Also in New York, Modi announced new visa and travel schemes that will make it easier for people to get to India. This in turn will help business and people to people connections. “People of Indian Origin” (PIO) cardholders will now be able to get lifelong visas for travel to India. Previously, this option had only been open to those of Indian origin who had applied to another scheme, called the Overseas Citizenship of India (OCI). Modi’s plan thus eliminates tiers in India’s policies towards overseas Indians. Additionally, U.S. tourists will be able to get electronic travel authorizations and visas on arrival in India.
In New York, Modi also met with business leaders and urged them to invest in India. He elaborated on policies he would implement to facilitate investment in India later during his trip in Washington D.C. at a speech at the U.S.-India Business Council (USIBC). Modi’s remarks were well-received by USIBC and American government and business leaders, as Modi said that “today, I can say with confidence that within six months, we will implement and enforce all parameters of ease of business.” Modi argued that India’s failure to live up to its potential before was due to the fact that India did not make beneficial policy decisions and that the solution to India’s problems was mostly a matter of getting a move on things such as policy changes.
Modi expressed a desire to liberalize India’s economy during his speech at USIBC, arguing that India’s government’s job “is to facilitate things and not run a business.” Modi also added that “the less the regulations and law, the more fresh air” and “there should be no existence of tax terrorism. There should be a simplification of taxation system.” Expressing a strong belief in India’s future prospects, Modi urged American businesses to invest in India before the queue became too long.

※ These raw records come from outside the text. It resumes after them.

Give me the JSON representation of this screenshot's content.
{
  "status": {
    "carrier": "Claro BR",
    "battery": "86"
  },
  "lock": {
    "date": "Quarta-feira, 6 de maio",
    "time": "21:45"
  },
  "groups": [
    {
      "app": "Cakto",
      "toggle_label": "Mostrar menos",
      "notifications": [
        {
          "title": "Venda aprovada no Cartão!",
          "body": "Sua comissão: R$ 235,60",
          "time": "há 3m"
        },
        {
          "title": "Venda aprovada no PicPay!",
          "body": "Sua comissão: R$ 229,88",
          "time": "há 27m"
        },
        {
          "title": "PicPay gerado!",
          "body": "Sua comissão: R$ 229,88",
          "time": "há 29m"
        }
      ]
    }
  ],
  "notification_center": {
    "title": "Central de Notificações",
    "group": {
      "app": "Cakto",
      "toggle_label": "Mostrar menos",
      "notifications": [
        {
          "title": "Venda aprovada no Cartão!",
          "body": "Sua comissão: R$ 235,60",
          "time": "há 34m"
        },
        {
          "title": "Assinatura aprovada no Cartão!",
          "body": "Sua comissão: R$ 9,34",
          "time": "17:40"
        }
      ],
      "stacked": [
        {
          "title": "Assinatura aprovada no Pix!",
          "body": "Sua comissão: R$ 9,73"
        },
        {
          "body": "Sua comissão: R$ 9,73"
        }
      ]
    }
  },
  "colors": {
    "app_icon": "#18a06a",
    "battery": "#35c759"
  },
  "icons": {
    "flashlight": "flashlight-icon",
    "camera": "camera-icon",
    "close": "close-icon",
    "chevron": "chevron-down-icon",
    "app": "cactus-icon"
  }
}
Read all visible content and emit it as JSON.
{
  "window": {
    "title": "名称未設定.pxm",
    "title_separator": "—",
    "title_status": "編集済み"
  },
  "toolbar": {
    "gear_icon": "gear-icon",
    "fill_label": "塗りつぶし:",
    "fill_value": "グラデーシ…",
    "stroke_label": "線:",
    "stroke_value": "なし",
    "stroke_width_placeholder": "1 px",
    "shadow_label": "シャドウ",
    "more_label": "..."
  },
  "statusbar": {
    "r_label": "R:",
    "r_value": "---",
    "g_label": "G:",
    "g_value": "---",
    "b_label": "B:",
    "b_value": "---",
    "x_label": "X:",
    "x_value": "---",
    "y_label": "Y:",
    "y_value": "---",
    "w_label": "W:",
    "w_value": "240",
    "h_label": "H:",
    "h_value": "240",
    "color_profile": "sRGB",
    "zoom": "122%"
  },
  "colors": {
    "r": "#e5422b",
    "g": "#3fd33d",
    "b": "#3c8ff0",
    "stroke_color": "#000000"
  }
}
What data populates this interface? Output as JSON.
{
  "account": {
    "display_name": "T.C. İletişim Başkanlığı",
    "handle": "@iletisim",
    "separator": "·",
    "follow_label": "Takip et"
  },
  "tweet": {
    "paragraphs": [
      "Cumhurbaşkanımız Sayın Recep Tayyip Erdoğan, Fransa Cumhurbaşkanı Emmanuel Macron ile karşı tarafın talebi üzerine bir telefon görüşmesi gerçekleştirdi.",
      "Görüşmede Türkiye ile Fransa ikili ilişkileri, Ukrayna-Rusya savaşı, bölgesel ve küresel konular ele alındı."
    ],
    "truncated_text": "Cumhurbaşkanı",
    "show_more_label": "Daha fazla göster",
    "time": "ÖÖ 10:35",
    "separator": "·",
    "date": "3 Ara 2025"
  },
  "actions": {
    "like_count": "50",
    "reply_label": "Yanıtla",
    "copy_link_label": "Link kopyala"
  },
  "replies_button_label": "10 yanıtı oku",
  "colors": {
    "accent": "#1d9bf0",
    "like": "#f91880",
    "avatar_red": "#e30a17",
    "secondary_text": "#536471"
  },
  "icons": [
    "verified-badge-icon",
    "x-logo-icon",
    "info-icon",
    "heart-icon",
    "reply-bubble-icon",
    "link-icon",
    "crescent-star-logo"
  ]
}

Finally, Modi met with American political leaders including President Barack Obama, Vice President Joe Biden, and Secretary of State John Kerry. Although these meetings were mostly heavier on rhetoric than policy, they still set the stage for future policies as well as allowing President Obama the chance to get to know Modi. At the very least, Obama and Modi got along and are willing to work together towards common goals, as their co-authored editorial in the Washington Post declares. Though vague and filled with platitudes, the editorial nonetheless suggests several areas where India and the United States could cooperate on concretely in the future. However, the main thrust of Modi’s visit to the United States was to discuss business and investment (Modi’s top priority) rather than to make political deals.